The earth and sky created alone of old.
Many years later, but still before Lehman’s time, this verse was found penciled on the wall of a patient’s room in an insane asylum. The general opinion was that this inmate had written it in a moment of sanity as he called to mind God’s faithful love. The idea that God’s love can overwhelm anything or anyone is apparently what motivated Lehman as he sat down years later to compose two other verses and the chorus.
Here are the lyrics to The Love of God that we will be focusing on this month:
The love of God is greater far than tongue or pen can tell
It goes beyond the highest star, and reaches lowest hell

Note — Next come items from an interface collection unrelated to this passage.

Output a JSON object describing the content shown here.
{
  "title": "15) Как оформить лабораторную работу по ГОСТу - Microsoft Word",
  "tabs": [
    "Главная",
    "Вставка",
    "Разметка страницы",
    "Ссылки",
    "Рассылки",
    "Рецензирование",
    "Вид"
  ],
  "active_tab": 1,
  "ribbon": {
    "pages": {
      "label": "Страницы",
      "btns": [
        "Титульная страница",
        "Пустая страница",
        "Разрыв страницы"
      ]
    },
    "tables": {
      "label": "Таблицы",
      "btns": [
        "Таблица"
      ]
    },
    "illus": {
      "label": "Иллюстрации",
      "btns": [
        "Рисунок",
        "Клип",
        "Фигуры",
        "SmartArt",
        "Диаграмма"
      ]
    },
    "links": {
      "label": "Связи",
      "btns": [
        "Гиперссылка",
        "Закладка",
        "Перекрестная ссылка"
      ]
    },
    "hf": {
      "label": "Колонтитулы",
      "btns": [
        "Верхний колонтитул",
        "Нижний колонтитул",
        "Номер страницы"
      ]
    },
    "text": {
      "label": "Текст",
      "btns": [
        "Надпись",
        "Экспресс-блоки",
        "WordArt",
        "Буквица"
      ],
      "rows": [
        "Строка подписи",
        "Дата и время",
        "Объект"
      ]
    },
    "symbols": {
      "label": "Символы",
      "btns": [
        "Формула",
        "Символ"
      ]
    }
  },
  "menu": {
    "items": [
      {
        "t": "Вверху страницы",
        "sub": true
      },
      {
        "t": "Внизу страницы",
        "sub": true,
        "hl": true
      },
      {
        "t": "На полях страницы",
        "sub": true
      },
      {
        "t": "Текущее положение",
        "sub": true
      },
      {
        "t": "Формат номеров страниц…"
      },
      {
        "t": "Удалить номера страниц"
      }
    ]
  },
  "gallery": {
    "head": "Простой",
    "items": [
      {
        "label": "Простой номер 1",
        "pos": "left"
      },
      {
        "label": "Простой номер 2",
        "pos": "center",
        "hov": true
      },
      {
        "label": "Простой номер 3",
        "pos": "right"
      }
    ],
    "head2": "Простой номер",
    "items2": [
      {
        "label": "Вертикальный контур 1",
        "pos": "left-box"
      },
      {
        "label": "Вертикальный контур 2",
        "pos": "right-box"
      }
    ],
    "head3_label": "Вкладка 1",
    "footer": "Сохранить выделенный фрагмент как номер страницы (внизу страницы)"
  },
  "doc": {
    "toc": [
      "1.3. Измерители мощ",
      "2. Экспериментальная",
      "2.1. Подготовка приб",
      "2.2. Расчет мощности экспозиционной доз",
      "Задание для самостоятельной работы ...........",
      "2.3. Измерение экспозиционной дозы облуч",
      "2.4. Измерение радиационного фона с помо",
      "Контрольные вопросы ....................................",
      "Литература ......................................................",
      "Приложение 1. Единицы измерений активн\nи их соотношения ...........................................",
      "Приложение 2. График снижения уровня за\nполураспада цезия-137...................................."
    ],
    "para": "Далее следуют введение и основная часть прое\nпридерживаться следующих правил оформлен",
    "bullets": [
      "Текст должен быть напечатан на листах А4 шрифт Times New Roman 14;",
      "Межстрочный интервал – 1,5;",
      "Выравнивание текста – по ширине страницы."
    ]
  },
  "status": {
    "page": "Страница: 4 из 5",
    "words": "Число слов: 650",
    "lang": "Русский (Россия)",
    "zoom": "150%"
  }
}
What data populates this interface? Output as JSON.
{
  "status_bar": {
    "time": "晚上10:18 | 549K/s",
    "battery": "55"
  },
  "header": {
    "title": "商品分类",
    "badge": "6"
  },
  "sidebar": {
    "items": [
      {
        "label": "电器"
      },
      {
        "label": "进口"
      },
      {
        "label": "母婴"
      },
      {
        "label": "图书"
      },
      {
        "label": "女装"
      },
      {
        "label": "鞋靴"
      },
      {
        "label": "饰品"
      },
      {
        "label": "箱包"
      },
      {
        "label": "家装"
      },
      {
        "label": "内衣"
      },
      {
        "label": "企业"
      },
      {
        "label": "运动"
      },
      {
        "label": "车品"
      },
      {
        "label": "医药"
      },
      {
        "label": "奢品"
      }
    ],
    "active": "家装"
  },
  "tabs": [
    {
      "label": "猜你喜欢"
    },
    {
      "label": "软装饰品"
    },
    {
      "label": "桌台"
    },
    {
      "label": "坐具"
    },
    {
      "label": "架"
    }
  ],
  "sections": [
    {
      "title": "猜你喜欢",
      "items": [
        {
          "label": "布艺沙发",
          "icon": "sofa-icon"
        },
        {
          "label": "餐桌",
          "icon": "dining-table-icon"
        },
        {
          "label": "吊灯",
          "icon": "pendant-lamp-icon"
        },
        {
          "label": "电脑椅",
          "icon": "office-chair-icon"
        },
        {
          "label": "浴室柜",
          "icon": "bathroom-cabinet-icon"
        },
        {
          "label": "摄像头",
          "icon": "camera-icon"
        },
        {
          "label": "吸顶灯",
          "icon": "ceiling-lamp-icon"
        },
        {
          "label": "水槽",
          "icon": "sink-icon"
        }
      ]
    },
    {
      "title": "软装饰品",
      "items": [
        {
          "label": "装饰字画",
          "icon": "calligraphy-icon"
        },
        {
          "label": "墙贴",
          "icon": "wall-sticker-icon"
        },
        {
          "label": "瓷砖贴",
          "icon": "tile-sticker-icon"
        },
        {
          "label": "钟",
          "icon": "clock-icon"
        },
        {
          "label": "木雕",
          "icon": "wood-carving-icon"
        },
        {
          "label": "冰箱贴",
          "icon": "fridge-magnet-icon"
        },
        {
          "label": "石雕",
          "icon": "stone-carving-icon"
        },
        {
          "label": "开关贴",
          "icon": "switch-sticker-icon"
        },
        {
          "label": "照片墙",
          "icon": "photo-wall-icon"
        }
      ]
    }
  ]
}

The guilty pair, bowed down with care, God gave His Son to win
His erring child He reconciled, and pardoned from his sin
O love of God, how rich and pure
How measureless and strong
It shall forever and ever more endure
The saints’ and angels’ song
When ancient time shall pass away, earth’s thrones and kingdoms fall
When men, who here refuse to pray, on rocks and mountains call
God’s love so sure, will still endure, all measureless and strong
Redeeming grace to Adam’s race—salvation is our song
Could we with ink the ocean fill, were skies of parchment made
Were every stalk on earth a quill, each man a scribe by trade
To write the love of God, would drain the ocean dry
Nor could the scroll contain it, though stretched from sky to sky
The song begins by expressing how God’s love is bigger and more glorious that any spoken or written words could possibly express. His love is higher than the outer borders of the universe, yet reaches to depths of the most ugly places in the spirit realm. God sent His Son Jesus to save to the end of both of these extremes. Adam and Eve and all their offspring who have all wandered so far away from God are reconciled back to Him through Jesus; all can be pardoned if we come to him by faith, trusting him and him alone for our salvation.
Lehman and Meir use lots of adjectives and phrases to describe the extent of God’s affection, and at the center of this love stands a cross, the means by which God has satisfied the just demands of His Law and freely embraced us as sinners. The law stipulates that the penalty of sin is death. So Jesus paid that penalty in our place.
The second verse begins at the end of human history, when even those who in this life chose to turn their back on God’s love shall begin to cry out to Him from every mountain peak. Even in those times, God’s love for us will not be diminished. The boundless capacity and strength of His love is more than enough to redeem even the worst offender in humanity. It’s this amazing love that we sing about; our voices joining with the angels to tell the world of God’s redeeming love through Jesus.
It was Jesus who lived a perfect, sinless life, and obediently offered himself to God as a ransom for many. The full and just demands of the law have been met in Him and His death pays the penalty for our sins. God’s wrath has been fully satiated and His love flows freely upon this blood-stained ground. God’s love is his mercy and grace abundantly showered on those whom He has chosen in Christ.
And if we could fill up the ocean with ink, and turn the sky into the finest notepaper, and turn every blade of grass into a pen, and recruit every human alive to serve as writers in our feeble attempt to write about the love of God, we would run out of ink; and the sky would be filled from top to bottom, and edge to edge, and we would still not be able to fully tell of His love.
As Christians, we have been saved from an eternity of unending separation from God, through nothing else but the sacrifice that God himself lovingly made for us. Our greatest works and our highest achievements could not even begin to satisfy the debt which we owed; and while we were living in sin, and still sin today, God chose to save us for himself. Could we ever or sing this enough? God’s love is rich and pure; it’s measureless and strong, and it shall last forever! May this be our song, and may our song never end.
About this Recording
Executive Producer: Shelby T. Murphy
Engineered and Mixed by: Jeff Carver and David Jackson
Vocals: Megan Clinch and Marla Hershberger
Banjo: Nic Clinch
Mandolin: David Jackson
Acoustic Guitar and Bass: Shelby T. Murphy
Violin: Mary Gleeson
Drums: Jon Tobin
Produced by: Justin Bailey, Jonathan Fuller, and David Jackson